Real-life story - Anne Gordon
The opportunity to work closely with people in a problem-solving role and help people to be as independent as possible in their daily life really appealed to Anne.
How I got into the role
After completing my degree in Australia, I worked in a specialist rehabilitation facility for children with cerebral palsy. It was this experience that made me want to specialise in working with children. When I moved to London some years later, I worked as an occupational therapist in community child health and at Great Ormond Street Hospital for Children in the neurology and neurosurgery departments.
I undertook an MSc to gain further experience and training in research and enjoyed working in research so much, I decided to apply for a PhD, looking at children who had suffered a stroke during infancy or childhood. While writing up my thesis, I took up my current position which combines clinical work, research and team management.
What I do
I am the lead clinician for the occupational therapy team at the Evelina Children’s Hospital.

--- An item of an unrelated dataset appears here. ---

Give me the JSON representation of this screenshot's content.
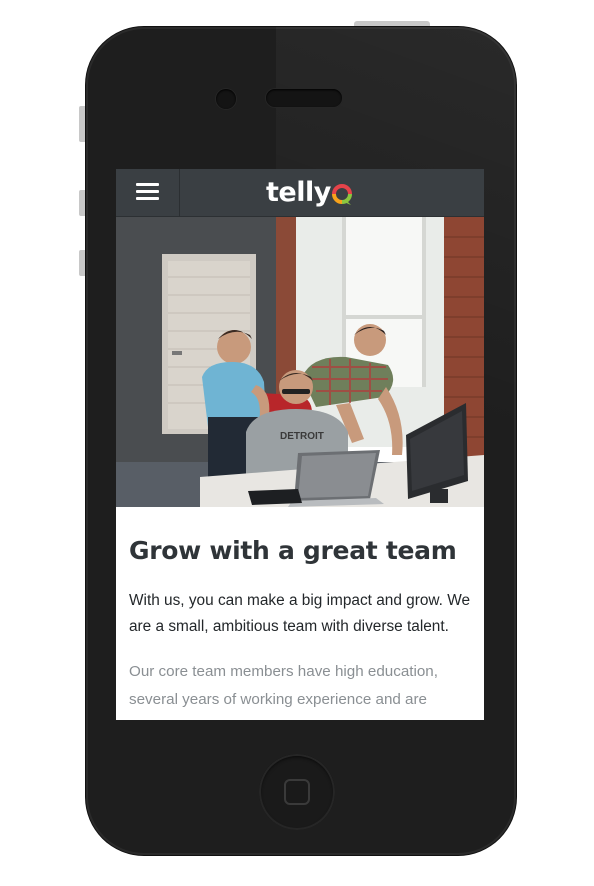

We work with children who have been admitted to hospital with a variety of health conditions, as well as children who come for specialist out-patient appointments. I regularly meet with my team to plan the needs of the children we see. In the outpatient clinics, I clinically support children who have had a brain injury or who have complex epilepsy.
My role is to identify how the child’s health condition impacts what they need and want to do in daily life, and advise on how they can best be supported to live independently. I also undertake research to improve care, therapy interventions and service standards for children with special healthcare needs, both across London and nationally.
The best bits and challenges
I enjoy finding innovative ways of delivering effective care and working with colleagues to continually improve patients' health and well-being. Helping to find solutions and deliver therapy that improves children's health, independence and quality of life is really satisfying.